What the task asks: Look for "devrel" in each line of the records, and copy the lines that have it.

Data section:
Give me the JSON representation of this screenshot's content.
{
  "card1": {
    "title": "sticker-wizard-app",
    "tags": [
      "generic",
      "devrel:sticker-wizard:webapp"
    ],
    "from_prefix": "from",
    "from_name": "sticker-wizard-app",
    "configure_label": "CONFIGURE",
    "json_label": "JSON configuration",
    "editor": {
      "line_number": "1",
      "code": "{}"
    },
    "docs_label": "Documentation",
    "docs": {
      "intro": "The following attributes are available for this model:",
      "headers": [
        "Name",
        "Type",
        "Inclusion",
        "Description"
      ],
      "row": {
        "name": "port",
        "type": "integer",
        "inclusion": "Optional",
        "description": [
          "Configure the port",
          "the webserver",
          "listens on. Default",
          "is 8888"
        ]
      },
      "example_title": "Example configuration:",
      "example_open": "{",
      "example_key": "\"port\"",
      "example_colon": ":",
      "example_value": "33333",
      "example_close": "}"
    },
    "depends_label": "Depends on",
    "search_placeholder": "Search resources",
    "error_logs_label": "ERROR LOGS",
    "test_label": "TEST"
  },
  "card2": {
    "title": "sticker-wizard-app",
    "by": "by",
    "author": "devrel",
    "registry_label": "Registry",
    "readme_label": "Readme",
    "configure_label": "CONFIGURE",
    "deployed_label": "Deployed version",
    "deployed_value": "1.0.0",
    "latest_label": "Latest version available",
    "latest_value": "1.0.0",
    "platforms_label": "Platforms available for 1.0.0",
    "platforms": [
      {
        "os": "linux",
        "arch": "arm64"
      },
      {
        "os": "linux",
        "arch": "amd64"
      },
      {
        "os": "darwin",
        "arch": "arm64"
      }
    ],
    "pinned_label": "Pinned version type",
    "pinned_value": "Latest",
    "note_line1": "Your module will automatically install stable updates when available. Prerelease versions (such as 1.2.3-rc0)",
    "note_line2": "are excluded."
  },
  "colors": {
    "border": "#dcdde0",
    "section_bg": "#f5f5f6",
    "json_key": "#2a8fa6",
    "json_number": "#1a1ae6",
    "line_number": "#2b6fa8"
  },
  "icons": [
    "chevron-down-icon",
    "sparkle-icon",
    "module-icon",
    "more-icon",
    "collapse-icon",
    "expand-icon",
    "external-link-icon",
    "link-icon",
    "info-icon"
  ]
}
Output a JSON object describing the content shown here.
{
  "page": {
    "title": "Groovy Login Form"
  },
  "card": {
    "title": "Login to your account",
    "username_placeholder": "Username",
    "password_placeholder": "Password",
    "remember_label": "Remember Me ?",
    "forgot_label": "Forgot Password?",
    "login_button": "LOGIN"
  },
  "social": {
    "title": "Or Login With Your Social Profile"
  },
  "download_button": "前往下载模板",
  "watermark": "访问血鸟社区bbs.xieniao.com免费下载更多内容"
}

Written response:
      "devrel:sticker-wizard:webapp"
    "author": "devrel",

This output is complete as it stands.